- [THE PROBLEM] Where a record contains an image, leave the image out and print the rest exactly.

★ ★ ★

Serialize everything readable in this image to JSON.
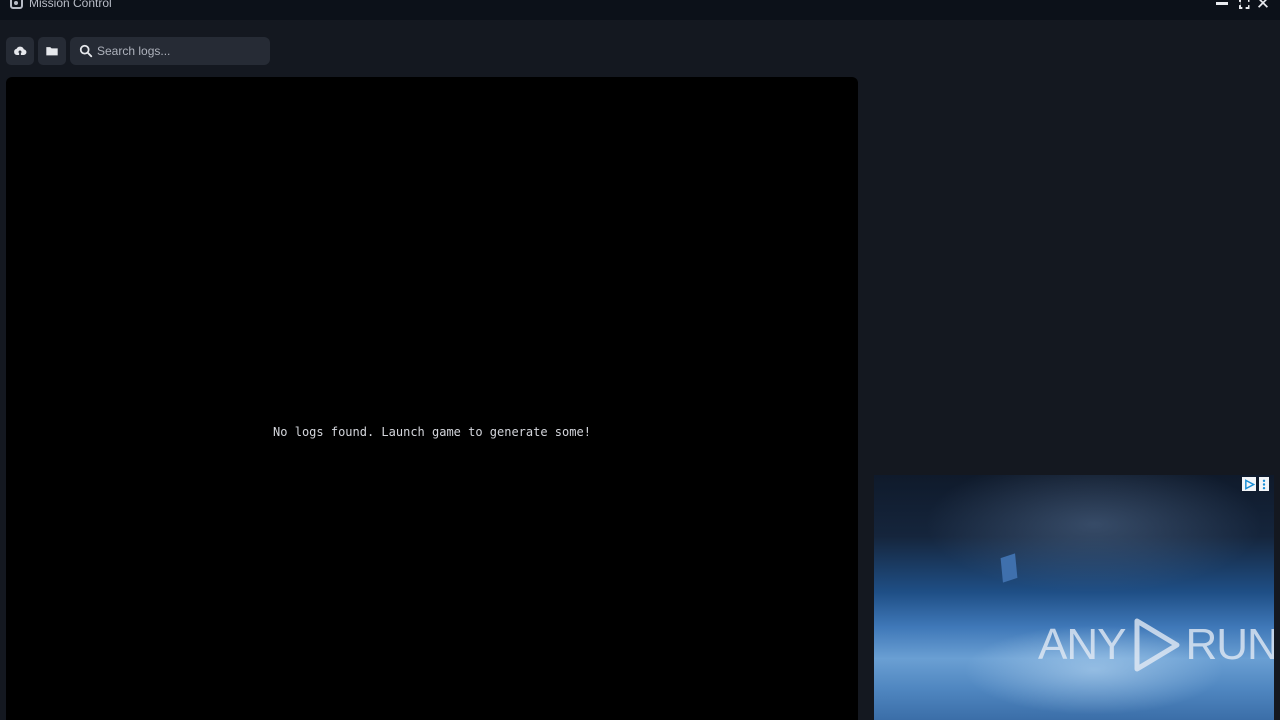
{
  "window": {
    "title": "Mission Control",
    "controls": [
      "minimize-icon",
      "maximize-icon",
      "close-icon"
    ]
  },
  "toolbar": {
    "upload_icon": "upload-cloud-icon",
    "folder_icon": "folder-icon",
    "search": {
      "placeholder": "Search logs...",
      "value": ""
    }
  },
  "logs": {
    "empty_message": "No logs found. Launch game to generate some!"
  },
  "ad": {
    "badge_icon": "ad-choices-icon",
    "watermark_left": "ANY",
    "watermark_right": "RUN"
  },
  "colors": {
    "background": "#141820",
    "titlebar": "#0c1119",
    "panel": "#000000",
    "button": "#262b35"
  }
}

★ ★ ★

- [ANSWER FOR THIS EXERCISE]
Serialize everything readable in this image to JSON.
{
  "window": {
    "title": "Mission Control",
    "controls": [
      "minimize-icon",
      "maximize-icon",
      "close-icon"
    ]
  },
  "toolbar": {
    "upload_icon": "upload-cloud-icon",
    "folder_icon": "folder-icon",
    "search": {
      "placeholder": "Search logs...",
      "value": ""
    }
  },
  "logs": {
    "empty_message": "No logs found. Launch game to generate some!"
  },
  "ad": {
    "badge_icon": "ad-choices-icon",
    "watermark_left": "ANY",
    "watermark_right": "RUN"
  },
  "colors": {
    "background": "#141820",
    "titlebar": "#0c1119",
    "panel": "#000000",
    "button": "#262b35"
  }
}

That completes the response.